▸ Description of the task: Examine the material below. Gather every line in which the string "JSON" appears.

▸ Entries supplied:
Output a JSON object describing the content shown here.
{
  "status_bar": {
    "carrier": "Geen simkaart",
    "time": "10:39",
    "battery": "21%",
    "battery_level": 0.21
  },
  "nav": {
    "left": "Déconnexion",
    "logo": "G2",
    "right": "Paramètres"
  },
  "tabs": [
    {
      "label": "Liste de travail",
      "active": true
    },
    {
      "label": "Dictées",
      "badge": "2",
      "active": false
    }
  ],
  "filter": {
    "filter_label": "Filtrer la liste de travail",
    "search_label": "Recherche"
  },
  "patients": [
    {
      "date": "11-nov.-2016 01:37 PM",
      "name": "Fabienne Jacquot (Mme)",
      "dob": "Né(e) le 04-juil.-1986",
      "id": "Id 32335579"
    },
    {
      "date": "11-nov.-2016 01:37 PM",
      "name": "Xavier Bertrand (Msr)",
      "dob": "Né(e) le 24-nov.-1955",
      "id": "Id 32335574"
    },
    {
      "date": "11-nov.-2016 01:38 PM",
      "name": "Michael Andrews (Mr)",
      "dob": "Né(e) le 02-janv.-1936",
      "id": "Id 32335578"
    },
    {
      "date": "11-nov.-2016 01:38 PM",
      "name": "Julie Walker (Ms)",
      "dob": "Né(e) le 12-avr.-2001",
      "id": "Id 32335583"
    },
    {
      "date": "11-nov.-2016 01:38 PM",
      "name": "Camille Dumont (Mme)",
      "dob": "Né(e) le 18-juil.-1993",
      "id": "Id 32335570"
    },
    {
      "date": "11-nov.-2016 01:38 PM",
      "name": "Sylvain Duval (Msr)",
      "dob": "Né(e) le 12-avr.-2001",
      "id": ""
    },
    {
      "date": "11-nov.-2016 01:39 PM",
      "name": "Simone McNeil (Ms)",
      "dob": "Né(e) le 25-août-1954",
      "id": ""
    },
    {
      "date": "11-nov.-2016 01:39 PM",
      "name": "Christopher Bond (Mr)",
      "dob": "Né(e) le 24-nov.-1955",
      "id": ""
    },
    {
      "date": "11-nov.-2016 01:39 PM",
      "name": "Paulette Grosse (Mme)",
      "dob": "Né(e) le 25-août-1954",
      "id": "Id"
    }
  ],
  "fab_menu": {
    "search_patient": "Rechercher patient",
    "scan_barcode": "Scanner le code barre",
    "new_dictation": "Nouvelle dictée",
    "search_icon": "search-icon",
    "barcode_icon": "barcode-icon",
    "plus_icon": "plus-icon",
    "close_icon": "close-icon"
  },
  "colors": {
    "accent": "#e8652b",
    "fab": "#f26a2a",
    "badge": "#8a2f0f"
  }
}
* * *
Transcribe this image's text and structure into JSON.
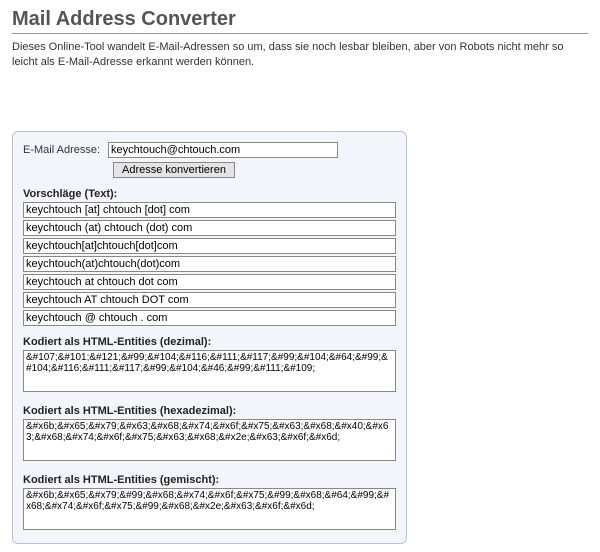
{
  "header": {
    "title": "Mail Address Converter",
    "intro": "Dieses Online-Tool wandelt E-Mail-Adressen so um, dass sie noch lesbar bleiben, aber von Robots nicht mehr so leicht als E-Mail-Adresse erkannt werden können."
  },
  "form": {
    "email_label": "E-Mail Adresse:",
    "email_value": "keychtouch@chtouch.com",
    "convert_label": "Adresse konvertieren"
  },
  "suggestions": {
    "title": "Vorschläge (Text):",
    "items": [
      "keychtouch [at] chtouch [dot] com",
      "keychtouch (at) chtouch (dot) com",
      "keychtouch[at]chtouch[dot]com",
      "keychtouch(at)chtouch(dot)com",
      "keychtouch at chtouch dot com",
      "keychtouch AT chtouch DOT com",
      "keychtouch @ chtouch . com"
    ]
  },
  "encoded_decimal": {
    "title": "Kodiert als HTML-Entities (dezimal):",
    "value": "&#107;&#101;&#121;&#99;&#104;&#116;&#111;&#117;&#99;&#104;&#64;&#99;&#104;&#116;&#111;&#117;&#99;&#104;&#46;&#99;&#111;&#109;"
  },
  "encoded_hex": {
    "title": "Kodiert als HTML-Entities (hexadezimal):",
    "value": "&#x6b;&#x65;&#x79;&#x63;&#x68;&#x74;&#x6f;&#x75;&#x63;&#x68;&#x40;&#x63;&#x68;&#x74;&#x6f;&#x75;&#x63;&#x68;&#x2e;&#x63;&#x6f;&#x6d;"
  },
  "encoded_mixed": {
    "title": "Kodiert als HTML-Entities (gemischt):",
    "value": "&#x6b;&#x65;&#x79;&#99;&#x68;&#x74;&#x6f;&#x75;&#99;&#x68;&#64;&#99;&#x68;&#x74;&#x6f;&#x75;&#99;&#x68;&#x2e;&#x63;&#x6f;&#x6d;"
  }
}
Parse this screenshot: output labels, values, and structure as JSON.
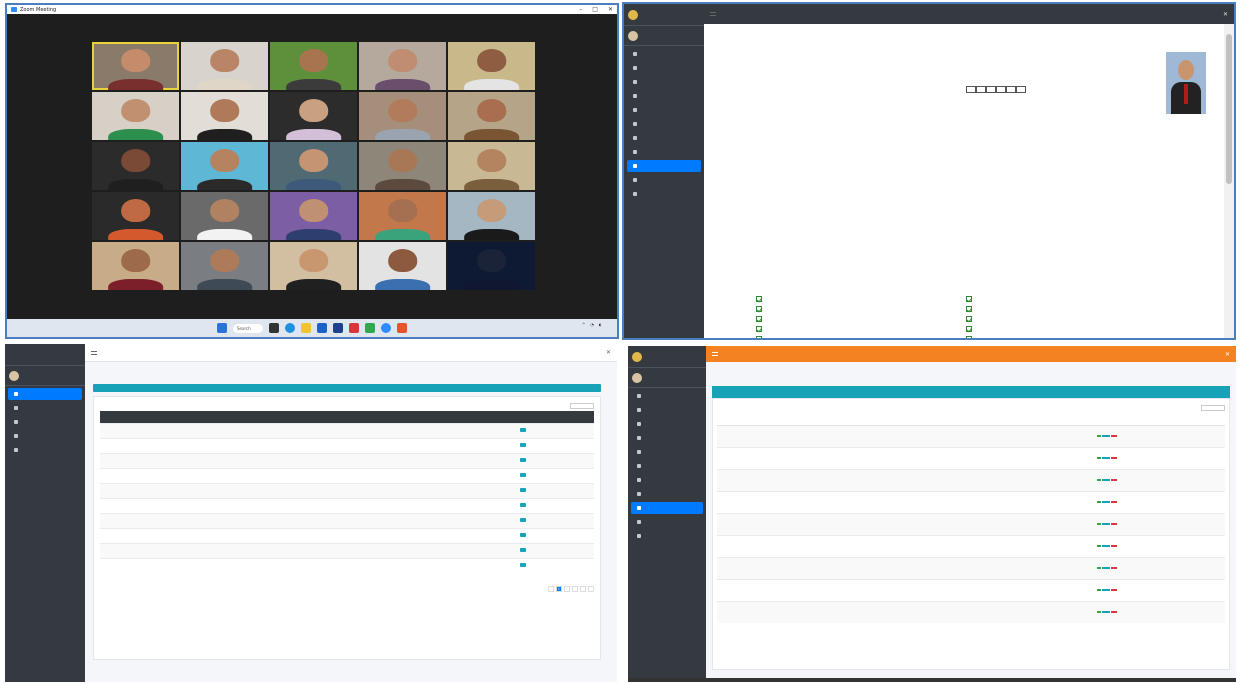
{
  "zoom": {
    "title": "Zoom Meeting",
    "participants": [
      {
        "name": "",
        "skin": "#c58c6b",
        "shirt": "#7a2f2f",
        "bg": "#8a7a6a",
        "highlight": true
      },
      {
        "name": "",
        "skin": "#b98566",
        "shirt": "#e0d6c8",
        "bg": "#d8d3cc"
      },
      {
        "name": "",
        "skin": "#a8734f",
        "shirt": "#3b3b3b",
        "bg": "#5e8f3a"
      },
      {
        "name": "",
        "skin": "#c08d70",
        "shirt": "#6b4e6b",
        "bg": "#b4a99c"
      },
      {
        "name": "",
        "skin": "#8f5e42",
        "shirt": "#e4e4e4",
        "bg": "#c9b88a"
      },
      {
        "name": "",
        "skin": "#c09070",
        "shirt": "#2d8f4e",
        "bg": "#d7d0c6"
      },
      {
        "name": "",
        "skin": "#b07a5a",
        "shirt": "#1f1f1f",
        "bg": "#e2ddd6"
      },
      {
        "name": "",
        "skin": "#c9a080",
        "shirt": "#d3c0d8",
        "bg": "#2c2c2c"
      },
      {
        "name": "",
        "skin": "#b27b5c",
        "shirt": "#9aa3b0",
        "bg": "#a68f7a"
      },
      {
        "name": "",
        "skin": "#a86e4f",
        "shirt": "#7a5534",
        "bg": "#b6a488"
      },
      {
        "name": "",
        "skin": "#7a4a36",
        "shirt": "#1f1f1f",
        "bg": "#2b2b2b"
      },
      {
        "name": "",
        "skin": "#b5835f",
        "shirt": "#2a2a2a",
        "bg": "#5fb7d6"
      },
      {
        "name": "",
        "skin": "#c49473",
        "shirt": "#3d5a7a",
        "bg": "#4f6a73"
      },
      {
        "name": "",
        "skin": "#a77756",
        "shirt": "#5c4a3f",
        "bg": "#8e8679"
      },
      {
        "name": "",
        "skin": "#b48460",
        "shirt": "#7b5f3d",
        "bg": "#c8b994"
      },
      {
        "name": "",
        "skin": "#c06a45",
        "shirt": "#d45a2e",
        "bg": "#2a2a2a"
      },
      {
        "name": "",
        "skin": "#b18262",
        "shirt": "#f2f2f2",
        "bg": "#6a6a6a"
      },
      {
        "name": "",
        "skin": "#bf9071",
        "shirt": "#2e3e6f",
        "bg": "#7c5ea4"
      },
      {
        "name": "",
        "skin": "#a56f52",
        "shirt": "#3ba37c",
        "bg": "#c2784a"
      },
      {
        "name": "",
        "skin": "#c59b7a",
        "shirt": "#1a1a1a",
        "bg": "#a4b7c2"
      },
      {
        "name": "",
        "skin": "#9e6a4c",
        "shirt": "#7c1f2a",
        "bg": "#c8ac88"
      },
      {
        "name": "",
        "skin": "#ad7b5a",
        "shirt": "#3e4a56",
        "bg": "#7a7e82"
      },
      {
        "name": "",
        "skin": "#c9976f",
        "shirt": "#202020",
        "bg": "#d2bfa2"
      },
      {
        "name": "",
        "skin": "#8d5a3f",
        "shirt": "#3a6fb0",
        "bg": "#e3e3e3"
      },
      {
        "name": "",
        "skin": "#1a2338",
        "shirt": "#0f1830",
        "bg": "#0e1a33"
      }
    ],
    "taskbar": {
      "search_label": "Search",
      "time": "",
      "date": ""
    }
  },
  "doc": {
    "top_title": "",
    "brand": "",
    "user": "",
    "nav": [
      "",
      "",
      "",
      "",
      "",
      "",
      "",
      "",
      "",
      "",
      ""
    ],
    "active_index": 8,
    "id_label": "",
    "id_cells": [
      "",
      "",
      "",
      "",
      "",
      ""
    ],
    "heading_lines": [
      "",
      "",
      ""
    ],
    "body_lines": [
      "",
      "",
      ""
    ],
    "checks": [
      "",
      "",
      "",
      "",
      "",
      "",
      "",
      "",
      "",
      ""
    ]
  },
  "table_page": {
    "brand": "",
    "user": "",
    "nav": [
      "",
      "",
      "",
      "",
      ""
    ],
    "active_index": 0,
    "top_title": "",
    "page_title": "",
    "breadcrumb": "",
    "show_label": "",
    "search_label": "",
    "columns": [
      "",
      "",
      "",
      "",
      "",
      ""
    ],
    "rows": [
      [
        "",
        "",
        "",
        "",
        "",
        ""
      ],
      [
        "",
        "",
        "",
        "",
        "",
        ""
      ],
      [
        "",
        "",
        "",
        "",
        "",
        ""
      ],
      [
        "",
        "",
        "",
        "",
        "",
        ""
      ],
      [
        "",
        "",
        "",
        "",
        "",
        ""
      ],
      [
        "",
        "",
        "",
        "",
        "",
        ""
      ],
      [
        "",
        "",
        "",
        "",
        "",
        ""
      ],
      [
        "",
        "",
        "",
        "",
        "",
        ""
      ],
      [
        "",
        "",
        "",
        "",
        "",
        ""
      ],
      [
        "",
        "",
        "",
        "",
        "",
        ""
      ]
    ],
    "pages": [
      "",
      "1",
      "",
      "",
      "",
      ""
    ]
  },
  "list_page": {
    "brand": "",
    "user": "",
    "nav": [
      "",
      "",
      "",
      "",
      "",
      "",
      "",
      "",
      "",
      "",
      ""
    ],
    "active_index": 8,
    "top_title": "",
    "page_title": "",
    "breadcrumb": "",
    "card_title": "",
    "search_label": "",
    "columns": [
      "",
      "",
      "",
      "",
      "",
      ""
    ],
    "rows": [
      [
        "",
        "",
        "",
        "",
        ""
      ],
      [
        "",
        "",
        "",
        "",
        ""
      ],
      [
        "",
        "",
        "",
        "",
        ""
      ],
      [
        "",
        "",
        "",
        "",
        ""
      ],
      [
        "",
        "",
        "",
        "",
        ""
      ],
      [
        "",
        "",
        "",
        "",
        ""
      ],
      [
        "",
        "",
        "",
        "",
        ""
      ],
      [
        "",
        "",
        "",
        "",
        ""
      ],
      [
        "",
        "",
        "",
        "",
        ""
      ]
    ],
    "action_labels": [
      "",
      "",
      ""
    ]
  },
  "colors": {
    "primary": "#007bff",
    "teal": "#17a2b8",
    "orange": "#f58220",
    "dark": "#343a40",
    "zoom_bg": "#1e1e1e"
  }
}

▸ Your response:
Output a JSON object describing the content shown here.
Transcribe this image's text and structure into JSON.
Parse this screenshot: output labels, values, and structure as JSON.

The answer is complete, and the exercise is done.